Moving around the board in a pick-up-and-deliver game is generally what makes the game fun or boring. If you have a lot of ground to cover and cannot do that quickly or efficiently, it just isn't fun. I sense this was at the heart of the design for this game. It strikes me that designer Peter McPherson wanted to find a way to make the most important part of a pick-up-and-deliver game work, and do this is the most enjoyable way. "What if people would warp from this place on the board to this place, for free?" I hear him in my mind asking himself this question. And coming up with the wormhole solution to fix that And his idea works. It works really well!
Being able to jump from one end of the board to the other is very satisfying. Making this move a free action is even better. And then rewarding your brain with either the sense of achievement by knowing it was your forward planning that created this path for you in the first place; or by giving you a nice juicy point when other people use your wormholes. It's a stroke of genius.
It makes you want to create the most useful and convenient wormholes possible. You want other people to use your creations. You want to create a network of accessible wormholes positioned in the most convenient locations. They help you, they help others, which in turn helps you. And all the other players are thinking and doing the same thing. So, by the middle of the game, the board generally opens up and becomes very easy to navigate for all players.
However, this is not a coop game. Creating this network becomes a race! And as you can only take one exploration token per planet, you want to build your wormholes first. But to get to the locations quickest, you need a good network of wormholes to get there. And, you cannot randomly move around the board, for fear of falling behind the points scoring options available from dropping off passengers at their required destinations. Your movement needs to be calculated, efficient, and ruthless. Focused on the mid game network you are creating, but also the end game points scoring targets, and also the opening game rush to build in the premium locations whilst all the time, dropping off passengers as often as possible.
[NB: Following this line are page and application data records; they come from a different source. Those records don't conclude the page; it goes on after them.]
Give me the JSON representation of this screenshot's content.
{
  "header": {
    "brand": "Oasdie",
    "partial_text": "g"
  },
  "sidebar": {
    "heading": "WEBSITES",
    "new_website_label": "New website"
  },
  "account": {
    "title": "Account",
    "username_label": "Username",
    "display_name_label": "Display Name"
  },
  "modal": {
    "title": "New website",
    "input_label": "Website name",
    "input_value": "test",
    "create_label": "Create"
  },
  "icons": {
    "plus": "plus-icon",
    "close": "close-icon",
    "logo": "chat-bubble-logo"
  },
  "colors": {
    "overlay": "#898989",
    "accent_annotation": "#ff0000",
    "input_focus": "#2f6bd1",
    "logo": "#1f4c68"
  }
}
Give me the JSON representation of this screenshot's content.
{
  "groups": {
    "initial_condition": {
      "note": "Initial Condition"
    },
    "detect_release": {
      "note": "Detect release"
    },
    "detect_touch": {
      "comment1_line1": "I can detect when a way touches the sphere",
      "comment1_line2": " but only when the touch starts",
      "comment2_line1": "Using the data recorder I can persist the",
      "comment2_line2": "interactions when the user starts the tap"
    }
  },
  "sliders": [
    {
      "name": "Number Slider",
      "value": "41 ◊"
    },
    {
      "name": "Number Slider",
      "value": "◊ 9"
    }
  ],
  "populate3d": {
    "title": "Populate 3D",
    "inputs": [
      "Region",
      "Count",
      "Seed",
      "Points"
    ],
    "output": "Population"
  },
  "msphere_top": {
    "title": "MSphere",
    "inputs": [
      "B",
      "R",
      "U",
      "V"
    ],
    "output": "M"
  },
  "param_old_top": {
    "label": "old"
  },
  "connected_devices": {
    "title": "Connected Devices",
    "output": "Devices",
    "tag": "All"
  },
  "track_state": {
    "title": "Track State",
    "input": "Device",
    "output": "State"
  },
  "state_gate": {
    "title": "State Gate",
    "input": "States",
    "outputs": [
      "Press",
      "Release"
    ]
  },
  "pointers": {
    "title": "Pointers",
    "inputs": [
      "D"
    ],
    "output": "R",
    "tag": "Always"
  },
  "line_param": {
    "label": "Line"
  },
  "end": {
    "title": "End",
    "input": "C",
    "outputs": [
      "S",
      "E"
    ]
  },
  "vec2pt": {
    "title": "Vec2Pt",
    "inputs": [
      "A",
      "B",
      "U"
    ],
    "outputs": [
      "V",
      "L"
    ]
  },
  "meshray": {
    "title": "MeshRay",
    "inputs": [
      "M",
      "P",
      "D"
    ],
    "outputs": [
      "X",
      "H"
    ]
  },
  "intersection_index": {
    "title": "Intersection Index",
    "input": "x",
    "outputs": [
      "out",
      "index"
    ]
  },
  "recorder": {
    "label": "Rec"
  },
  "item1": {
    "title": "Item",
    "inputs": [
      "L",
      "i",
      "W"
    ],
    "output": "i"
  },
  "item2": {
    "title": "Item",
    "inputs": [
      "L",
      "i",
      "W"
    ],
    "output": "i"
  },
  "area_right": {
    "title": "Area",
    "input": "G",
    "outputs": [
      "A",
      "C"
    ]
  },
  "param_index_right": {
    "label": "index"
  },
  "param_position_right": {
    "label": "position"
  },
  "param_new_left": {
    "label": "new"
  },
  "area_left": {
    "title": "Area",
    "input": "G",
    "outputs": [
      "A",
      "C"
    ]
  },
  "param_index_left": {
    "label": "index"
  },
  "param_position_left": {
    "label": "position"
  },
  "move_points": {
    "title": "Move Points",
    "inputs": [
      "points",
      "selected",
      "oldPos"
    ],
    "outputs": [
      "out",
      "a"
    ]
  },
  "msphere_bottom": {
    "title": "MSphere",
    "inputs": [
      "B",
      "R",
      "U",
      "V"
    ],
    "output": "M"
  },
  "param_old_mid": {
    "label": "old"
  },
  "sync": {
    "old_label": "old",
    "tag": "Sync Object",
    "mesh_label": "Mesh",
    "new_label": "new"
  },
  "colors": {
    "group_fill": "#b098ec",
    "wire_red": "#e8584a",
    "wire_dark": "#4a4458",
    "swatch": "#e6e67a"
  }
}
If all this sounds like a lot of fun, then I think you will enjoy this game immensely. I have found it to be highly rewarding and this is not really my type of game, so maybe this can convert a few people who were otherwise turned off pick-up-and-deliver games from past experiences. The art is quite simple, but on a dark background like my play mat, it really pops. This helps you clearly see where your wormholes are. Separated by colour, the bright primary colours can be easily spotted. And they look great.
Wormholes is so easy to get to the table. It is quick to teach and play, and rewarding from game one. It has hit the table a lot over the last few days and I can see this getting a lot more plays when I am looking for a quick simple game with three to four players. I think that is the sw